But as the CEO of Heartland—and the maintenance man, head chef and care assistant—Dubsky is proud to be offering to other senior citizens the kind of lifestyle his grandfather envisioned for himself.
Residents are encouraged to bring their dogs and cats with him, he said, and “I had one fella from Roundup, he even had his horse here.”
There are eight rooms, two of them for couples, and a big room that includes the kitchen and dining area, a living room and a sitting room around a fireplace. Dubsky built a fishing pond out front, with a picnic area on an island accessible by a bridge. There is also a lap pool, and most of the rooms have decks; all of them have private satellite television.
Residents can cook for themselves, but prepared meals are always available and are made from scratch. Dubsky does most of the cooking himself.
Margaret Woehst, a 91-year-old Georgian who moved to the area to be close to her daughter, tried another home first but told her daughter she had to get out, mostly because she felt trapped. She’s been at Heartland since the summer of 2013 and said “it’s entirely different. I come and go as I please.”
“They’re agreeable,” she said of Dubsky and his staff. “If there’s something I particularly like to eat, they’ll make it.”
Dubsky chuckled and added, “And if we don’t know how to make it, she’ll tell us.”
In addition to custom-cooking, Dubsky said he is willing to build to suit the needs of his residents.
“I customize these rooms for the people,” he said. “It might cost me 5- or 600 bucks, but it makes them happy.”
More than anything, he said, he offers his residents independence, “the most freedom allowable by law.”
Another resident, 81-year-old Joe Saatzer, moved into Heartland 2½ years ago, in a wheelchair he expected to use for the rest of his life. But Dubsky said he could see that Saatzer had muscle mass on his legs, so he started working with him, massaging his legs and encouraging him to stand and gradually put more weight on his legs. He now gets around in a walker and thinks he might dispense with that someday.
“At the hospital they said, ‘You’ll never walk again.’ Hell, I proved ’em wrong,” Saatzer said.
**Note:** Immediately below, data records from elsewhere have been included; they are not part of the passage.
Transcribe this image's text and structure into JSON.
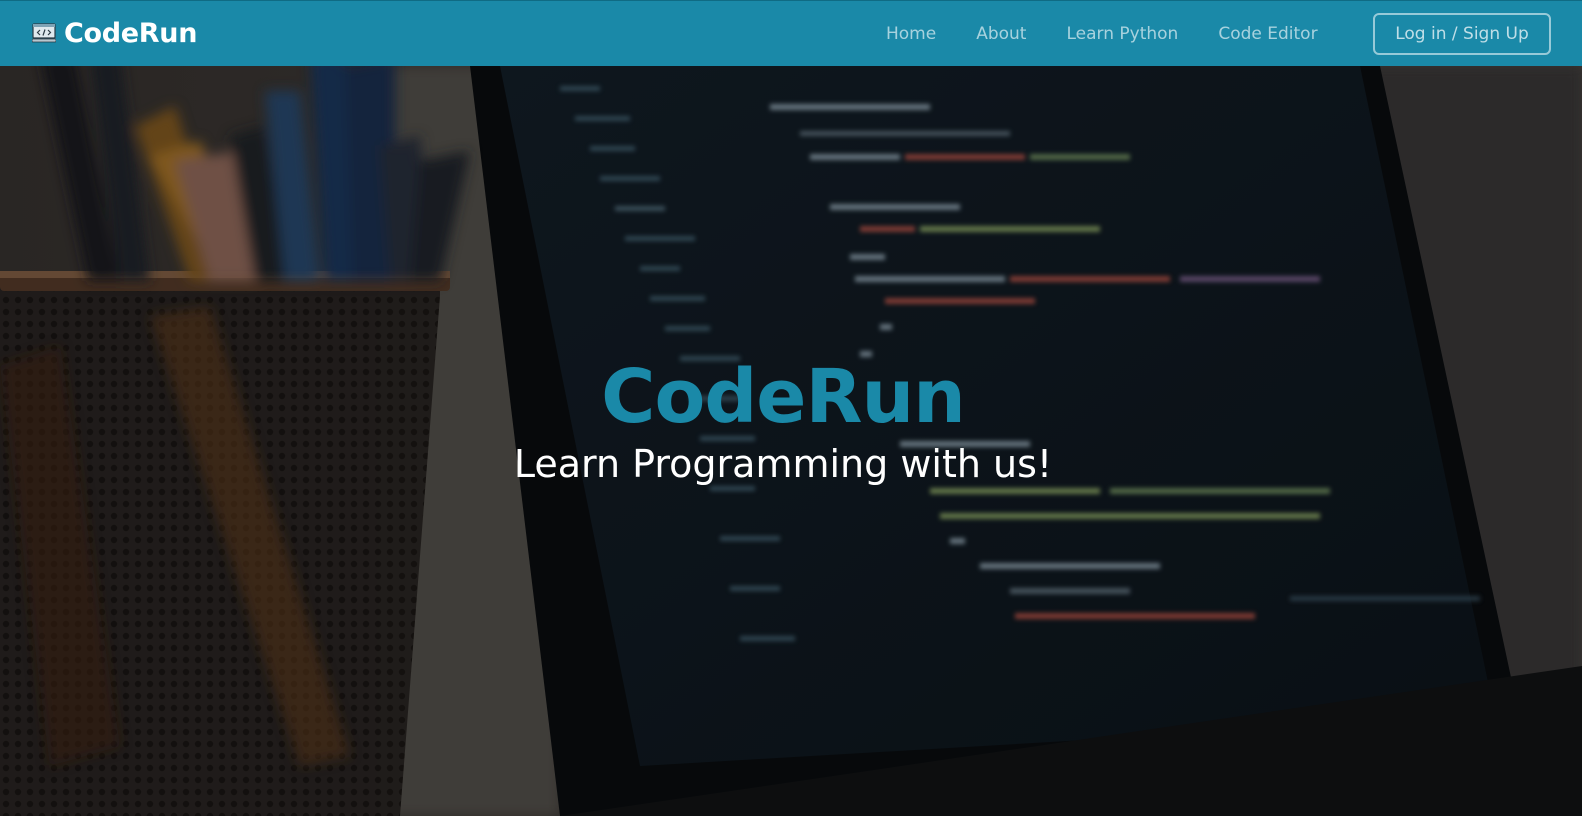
{
  "navbar": {
    "brand": {
      "icon": "code-window-icon",
      "name": "CodeRun"
    },
    "links": [
      {
        "label": "Home"
      },
      {
        "label": "About"
      },
      {
        "label": "Learn Python"
      },
      {
        "label": "Code Editor"
      }
    ],
    "login_label": "Log in / Sign Up"
  },
  "hero": {
    "title": "CodeRun",
    "subtitle": "Learn Programming with us!",
    "background": "laptop-code-photo"
  },
  "colors": {
    "brand": "#1a89a8",
    "hero_text": "#ffffff"
  }
}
Dubsky encourages his workers—there is a farm hand and three nursing assistants besides Kitilla—to simply spend time with the residents, talking and getting to know them. He said he also takes them to the pig races at the nearby Bear Creek Saloon, and sometimes he’ll spend the day fishing with them at the Cooney Reservoir.
“I love it,” Kitilla said. “I love it every day. We do it with love, with all the strength we have.”
Dubsky and Kitilla met years ago at the Miles City Bucking Horse Sale. Kitilla, originally from Tanzania, was living in Palm Springs, Calif., and was visiting friends in Columbus, who took her to the sale. Dubsky was there with friends, too, and he and Kitilla clicked as soon as they met.
Each of them had a son from a previous relationship and they now live with the boys, 7 and 8, in an apartment at Heartland. Dubsky and Kitilla finally got engaged a few weeks ago and are hoping to get married this fall. They are also thinking of building a cabin on some land they own nearby, just to be able to get away sometimes.
“We’ve been going at it seven days a week since this place opened,” Dubsky said.
He has been approached by people interested in buying Heartland, or in helping him expand. Dubsky said he could imagine opening one more, smaller facility on some land he owns in Columbus, but for now he thinks Heartland is a good size.
“I don’t want to hurt what Heartland is now,” he said. “If we can help 10 people at a time, that’s good.”
It’s also good for him.
“To be honest, it’s a lot harder work than contracting,” he said. “But it’s a lot more rewarding.”